Merck scales back vorapaxar trialsMerck said it's stopping one of two big clinical trials of an experimental blood thinner that some viewed as the firm's highest profile pipeline drug. The move marks a setback, analysts say, but nearly 20,000 patients will still be eligible to receive it, keeping alive hopes the drug may get back on track for approval.
The agent, vorapaxar, was being studied in two major clinical trials to evaluate its ability to prevent heart attacks, and Merck had expected to submit it to the FDA this year for use in patients with acute coronary syndromes (ACS).
“We're obviously disappointed,” Merck's head of R&D Peter Kim told analysts this morning about its decision to stop the drug in just those patients in the trial called TRA-2P who had a stroke before entry into the study, “but are pleased that 75% of patients will continue in this study.”
Kim said about 6,000 patients, out of 26,500, have a history of stroke or had one during TRA-2P. The trial is evaluating the drug in secondary prevention of heart attacks. The other trial, TRACER, a 13,000-subject study testing vorapaxar in patients with ACS, is being stopped altogether.
The removal of those who had a prior stroke from TRA-2P led to speculation that excessive bleeding could be to blame for TRACER's discontinuation. Patients with ACS also tend to bleed more, a constant fear when evaluating new anti-clotting agents.
But the Data and Safety Monitoring Board (DSMB), which recommended making the study changes, did not give a reason, and Kim refused to provide additional details of the DSMB findings during the analyst call. “Some will attempt to draw conclusions, but keep in mind we don't yet know the specific safety and efficacy results,” Kim said. “Detailed data will be available after review and analysis.”
In a statement, Merck said it will update its projections for vorapaxar regulatory filings once it receives efficacy and safety data from TRACER and can determine an updated completion date for TRA-2P.
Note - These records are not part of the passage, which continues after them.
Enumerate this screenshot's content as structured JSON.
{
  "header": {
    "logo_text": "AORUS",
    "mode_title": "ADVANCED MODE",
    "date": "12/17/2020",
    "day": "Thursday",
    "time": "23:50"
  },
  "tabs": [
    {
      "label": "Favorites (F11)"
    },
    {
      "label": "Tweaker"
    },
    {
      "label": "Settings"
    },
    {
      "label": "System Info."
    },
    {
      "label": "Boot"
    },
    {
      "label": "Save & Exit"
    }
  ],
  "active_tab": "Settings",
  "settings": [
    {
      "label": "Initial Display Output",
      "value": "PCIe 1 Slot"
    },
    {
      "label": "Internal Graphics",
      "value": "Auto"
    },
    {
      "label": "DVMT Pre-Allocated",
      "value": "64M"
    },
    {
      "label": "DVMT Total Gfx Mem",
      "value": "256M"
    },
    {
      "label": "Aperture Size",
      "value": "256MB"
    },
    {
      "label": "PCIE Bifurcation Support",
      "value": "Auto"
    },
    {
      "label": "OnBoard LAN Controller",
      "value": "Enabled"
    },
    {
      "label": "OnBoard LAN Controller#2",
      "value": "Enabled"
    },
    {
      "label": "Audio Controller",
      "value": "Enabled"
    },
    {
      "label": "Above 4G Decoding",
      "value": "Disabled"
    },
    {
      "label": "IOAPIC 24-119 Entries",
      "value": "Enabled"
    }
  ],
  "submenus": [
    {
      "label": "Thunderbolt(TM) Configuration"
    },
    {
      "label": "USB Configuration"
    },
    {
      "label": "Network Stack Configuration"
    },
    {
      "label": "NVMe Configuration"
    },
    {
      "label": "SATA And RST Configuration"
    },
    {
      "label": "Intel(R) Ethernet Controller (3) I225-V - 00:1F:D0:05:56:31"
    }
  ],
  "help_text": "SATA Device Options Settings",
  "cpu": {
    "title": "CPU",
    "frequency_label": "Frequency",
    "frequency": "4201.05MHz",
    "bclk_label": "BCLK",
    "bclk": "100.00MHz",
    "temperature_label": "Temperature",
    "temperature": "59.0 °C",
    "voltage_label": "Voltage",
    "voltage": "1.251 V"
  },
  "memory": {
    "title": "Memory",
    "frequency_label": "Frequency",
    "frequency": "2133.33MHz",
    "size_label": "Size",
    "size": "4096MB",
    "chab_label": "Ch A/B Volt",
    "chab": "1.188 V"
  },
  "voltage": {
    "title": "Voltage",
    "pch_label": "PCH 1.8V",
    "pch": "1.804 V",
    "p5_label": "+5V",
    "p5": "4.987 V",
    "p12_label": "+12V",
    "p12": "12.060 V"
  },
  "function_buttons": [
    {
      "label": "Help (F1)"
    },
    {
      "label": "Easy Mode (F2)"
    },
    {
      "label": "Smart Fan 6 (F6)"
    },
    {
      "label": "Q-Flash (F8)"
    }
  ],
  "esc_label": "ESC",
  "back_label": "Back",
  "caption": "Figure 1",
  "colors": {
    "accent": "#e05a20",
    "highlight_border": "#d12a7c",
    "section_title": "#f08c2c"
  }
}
Vorapaxar, which came to Merck from the Schering-Plough acquisition, has a different mechanism of action and more selectivity than Bristol-Myers Squibb/Sanofi-Aventis' Plavix and Eli Lilly/Daiichi-Sankyo's Effient and, in theory, could be used in combination with them or with AstraZeneca's experimental antiplatelet agent Brilinta. “What we're looking for is an antiplatelet agent we can add on top of the standard of care,” Kim said.